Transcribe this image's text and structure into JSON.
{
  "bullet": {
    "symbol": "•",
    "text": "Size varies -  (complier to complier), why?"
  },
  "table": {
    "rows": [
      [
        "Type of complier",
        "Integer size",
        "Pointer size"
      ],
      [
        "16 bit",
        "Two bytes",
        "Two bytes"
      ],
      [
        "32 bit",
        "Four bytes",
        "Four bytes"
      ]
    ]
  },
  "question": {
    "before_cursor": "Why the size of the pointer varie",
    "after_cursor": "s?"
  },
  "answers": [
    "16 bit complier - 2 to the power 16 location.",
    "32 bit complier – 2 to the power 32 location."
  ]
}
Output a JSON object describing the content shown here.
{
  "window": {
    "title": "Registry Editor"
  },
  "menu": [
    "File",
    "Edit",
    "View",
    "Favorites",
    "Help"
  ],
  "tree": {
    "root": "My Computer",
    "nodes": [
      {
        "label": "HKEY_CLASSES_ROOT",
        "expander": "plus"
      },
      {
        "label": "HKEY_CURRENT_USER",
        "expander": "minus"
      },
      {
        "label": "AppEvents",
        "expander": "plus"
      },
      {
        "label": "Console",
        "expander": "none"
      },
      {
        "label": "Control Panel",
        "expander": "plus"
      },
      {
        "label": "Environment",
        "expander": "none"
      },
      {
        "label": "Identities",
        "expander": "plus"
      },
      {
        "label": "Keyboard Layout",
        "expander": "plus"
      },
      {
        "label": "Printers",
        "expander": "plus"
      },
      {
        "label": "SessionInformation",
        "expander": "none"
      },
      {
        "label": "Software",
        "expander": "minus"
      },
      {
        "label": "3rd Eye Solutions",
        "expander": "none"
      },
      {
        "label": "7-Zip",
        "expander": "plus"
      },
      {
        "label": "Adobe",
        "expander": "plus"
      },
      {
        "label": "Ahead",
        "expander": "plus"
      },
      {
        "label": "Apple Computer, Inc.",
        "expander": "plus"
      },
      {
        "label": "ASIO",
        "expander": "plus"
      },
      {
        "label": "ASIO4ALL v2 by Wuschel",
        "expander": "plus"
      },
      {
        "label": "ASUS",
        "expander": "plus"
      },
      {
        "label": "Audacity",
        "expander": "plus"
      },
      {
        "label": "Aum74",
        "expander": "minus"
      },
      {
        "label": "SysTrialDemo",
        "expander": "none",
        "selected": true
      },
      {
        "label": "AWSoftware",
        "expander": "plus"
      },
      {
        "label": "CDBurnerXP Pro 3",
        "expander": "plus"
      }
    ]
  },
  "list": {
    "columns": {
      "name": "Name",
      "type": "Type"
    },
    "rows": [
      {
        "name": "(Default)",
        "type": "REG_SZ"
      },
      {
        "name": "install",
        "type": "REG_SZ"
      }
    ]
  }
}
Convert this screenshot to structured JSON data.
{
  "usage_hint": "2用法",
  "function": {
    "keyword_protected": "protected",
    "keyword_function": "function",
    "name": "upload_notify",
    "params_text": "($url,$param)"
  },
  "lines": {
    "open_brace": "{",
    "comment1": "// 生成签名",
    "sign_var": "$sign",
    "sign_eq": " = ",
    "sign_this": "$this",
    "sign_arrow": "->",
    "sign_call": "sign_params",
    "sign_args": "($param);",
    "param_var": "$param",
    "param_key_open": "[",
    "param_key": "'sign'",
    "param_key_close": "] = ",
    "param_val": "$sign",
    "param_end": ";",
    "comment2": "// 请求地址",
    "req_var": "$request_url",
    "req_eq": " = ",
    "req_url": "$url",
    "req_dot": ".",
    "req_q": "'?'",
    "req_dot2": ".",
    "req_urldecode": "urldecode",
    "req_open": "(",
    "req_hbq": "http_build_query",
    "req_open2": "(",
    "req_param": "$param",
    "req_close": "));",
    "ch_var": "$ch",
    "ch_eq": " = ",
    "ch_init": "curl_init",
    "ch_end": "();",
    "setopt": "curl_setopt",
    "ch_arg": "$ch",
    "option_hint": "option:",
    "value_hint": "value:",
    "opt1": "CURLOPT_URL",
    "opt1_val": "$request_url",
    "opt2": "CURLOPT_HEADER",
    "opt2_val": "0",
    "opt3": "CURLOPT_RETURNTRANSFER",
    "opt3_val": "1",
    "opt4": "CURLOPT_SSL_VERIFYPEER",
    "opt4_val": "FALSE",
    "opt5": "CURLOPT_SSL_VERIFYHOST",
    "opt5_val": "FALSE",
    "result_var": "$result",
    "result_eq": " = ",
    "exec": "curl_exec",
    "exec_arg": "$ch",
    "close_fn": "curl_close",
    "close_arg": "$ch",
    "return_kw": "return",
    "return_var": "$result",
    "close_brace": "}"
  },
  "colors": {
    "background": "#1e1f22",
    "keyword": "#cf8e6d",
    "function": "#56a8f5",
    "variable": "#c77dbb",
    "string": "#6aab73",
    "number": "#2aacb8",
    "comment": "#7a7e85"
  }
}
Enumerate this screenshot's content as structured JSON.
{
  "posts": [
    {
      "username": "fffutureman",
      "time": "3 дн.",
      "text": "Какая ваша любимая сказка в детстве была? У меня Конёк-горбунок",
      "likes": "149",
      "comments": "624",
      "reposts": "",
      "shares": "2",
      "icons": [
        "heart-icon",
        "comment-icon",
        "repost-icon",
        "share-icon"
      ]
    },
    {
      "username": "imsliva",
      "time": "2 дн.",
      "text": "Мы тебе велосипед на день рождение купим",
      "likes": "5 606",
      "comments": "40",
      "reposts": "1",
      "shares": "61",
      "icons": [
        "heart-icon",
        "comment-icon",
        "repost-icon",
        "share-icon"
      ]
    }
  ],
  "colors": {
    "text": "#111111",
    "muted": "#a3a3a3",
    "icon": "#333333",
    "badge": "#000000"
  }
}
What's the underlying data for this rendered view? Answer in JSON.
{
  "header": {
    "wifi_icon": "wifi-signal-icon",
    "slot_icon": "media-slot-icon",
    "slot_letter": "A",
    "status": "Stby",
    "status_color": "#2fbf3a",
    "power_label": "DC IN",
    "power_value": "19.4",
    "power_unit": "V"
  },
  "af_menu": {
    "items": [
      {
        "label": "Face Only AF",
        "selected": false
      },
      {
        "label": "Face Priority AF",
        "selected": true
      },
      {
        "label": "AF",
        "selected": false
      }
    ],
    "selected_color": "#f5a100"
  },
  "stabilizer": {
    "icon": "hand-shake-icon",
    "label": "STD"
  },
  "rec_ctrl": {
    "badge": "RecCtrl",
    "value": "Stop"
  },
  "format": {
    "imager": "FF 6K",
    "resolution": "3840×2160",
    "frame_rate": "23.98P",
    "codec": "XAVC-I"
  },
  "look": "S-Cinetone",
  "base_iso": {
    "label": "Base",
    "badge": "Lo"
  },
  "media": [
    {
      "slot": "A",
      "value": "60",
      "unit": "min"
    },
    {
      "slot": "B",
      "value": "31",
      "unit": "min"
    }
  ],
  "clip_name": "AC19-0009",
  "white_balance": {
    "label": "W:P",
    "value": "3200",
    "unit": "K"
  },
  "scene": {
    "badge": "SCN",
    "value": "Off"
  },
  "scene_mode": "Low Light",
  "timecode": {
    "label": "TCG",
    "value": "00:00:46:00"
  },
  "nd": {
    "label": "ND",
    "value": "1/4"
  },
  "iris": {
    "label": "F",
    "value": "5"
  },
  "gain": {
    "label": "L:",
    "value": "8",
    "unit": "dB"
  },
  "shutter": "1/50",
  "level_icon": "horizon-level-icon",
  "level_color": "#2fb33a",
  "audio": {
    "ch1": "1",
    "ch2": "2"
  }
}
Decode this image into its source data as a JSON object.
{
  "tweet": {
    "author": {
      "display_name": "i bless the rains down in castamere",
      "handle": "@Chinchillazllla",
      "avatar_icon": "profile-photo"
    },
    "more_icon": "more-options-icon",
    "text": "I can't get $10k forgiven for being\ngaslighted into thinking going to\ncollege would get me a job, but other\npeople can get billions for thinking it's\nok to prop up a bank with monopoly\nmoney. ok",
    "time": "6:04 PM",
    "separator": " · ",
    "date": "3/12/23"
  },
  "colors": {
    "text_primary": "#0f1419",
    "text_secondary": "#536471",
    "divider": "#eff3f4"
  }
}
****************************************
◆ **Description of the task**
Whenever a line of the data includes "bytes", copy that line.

◆ **Response for this exercise**
        "Two bytes",
        "Two bytes"
        "Four bytes",
        "Four bytes"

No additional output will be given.